EXERCISE INSTRUCTIONS: Wherever "durability" appears in the records below, copy the line that holds it.

Items from an interface collection

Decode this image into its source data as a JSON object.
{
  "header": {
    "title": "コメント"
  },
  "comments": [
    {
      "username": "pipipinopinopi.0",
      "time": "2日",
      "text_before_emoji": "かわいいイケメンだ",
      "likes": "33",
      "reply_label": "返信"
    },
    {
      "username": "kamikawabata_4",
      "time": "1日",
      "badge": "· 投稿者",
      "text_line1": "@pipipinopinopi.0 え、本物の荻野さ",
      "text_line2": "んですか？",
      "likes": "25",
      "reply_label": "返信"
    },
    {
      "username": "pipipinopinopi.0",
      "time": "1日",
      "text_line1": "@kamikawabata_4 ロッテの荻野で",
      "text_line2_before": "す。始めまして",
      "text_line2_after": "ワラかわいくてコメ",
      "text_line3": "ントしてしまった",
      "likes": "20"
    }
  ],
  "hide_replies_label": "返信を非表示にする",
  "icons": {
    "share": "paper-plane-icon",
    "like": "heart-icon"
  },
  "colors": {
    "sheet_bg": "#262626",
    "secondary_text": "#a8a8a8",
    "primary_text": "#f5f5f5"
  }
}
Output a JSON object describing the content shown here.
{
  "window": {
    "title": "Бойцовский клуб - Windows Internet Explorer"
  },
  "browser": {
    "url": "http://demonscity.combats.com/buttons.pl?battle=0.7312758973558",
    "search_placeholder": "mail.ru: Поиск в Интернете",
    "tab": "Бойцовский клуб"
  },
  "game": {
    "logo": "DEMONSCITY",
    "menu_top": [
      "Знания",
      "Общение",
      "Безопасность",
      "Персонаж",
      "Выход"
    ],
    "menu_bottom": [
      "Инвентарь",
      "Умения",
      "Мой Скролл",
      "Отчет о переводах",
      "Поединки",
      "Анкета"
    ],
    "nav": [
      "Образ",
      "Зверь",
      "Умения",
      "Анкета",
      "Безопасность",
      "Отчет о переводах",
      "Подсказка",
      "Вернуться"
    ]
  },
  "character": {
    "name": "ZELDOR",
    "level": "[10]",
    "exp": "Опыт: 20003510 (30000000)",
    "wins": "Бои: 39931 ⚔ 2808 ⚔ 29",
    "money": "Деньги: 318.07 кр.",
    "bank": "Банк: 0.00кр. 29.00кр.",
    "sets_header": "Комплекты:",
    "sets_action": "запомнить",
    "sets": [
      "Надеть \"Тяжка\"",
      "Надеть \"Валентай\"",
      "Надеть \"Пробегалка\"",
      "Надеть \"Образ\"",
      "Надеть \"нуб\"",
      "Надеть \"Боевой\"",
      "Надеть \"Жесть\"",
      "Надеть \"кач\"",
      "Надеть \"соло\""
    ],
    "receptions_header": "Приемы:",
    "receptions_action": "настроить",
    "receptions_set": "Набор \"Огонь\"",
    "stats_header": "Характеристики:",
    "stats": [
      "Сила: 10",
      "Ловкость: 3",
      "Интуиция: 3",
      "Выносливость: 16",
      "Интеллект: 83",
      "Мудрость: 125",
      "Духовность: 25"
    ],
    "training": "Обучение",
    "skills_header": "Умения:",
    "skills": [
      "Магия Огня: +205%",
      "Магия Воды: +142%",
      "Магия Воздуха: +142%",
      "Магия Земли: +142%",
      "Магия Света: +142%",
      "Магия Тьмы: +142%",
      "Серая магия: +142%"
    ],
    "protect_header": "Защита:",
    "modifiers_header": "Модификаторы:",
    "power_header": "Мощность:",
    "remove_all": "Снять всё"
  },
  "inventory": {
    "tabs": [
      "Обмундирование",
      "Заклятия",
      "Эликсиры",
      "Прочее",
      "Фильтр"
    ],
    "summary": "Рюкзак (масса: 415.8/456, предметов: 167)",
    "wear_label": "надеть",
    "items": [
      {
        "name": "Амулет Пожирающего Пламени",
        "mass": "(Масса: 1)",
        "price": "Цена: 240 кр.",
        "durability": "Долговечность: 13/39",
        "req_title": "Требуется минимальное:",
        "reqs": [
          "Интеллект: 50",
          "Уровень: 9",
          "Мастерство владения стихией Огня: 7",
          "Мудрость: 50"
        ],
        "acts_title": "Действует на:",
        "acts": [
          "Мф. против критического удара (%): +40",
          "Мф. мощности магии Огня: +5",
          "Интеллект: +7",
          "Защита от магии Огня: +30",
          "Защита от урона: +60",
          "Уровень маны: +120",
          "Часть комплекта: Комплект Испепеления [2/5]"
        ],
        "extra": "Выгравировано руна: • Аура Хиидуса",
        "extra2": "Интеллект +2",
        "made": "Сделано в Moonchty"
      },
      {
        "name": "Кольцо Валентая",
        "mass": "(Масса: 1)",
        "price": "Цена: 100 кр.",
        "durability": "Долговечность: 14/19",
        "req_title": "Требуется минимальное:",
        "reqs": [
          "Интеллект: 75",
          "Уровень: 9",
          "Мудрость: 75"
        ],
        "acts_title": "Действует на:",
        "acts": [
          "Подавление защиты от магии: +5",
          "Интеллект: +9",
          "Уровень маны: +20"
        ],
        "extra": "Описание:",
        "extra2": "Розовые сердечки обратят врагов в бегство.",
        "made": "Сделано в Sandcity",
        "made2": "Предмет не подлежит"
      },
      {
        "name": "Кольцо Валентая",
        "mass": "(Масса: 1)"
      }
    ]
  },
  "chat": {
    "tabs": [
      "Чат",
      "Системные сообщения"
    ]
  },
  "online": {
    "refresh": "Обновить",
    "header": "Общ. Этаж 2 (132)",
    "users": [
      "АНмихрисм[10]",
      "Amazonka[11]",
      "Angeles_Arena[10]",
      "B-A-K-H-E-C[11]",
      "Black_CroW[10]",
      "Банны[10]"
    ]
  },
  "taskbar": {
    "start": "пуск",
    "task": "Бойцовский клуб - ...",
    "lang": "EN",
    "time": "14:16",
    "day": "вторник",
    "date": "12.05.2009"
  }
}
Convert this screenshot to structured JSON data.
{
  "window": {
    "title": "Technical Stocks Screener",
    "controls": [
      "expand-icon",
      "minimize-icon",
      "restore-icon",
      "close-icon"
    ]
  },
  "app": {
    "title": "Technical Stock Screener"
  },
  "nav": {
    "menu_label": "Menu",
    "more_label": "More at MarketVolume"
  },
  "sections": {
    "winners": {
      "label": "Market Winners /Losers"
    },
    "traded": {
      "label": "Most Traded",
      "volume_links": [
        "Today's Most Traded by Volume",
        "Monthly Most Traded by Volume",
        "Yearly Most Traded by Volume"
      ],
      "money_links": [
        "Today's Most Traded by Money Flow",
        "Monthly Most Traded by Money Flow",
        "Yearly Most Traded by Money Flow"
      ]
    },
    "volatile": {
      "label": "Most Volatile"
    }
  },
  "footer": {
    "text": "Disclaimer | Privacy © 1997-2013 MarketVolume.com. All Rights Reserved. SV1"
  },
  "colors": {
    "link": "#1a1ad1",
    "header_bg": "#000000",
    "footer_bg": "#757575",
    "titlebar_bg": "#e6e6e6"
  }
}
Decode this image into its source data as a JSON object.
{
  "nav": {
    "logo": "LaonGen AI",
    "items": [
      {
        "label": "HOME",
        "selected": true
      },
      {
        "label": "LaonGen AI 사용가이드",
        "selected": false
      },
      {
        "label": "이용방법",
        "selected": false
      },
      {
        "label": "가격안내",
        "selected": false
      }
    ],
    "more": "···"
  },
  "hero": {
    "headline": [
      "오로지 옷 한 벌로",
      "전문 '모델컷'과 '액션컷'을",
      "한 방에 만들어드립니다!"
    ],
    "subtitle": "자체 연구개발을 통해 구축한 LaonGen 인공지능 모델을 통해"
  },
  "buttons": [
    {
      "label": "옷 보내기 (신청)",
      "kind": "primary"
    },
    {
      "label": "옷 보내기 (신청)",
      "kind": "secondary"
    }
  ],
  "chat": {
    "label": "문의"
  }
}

TASK RESPONSE:
        "durability": "Долговечность: 13/39",
        "durability": "Долговечность: 14/19",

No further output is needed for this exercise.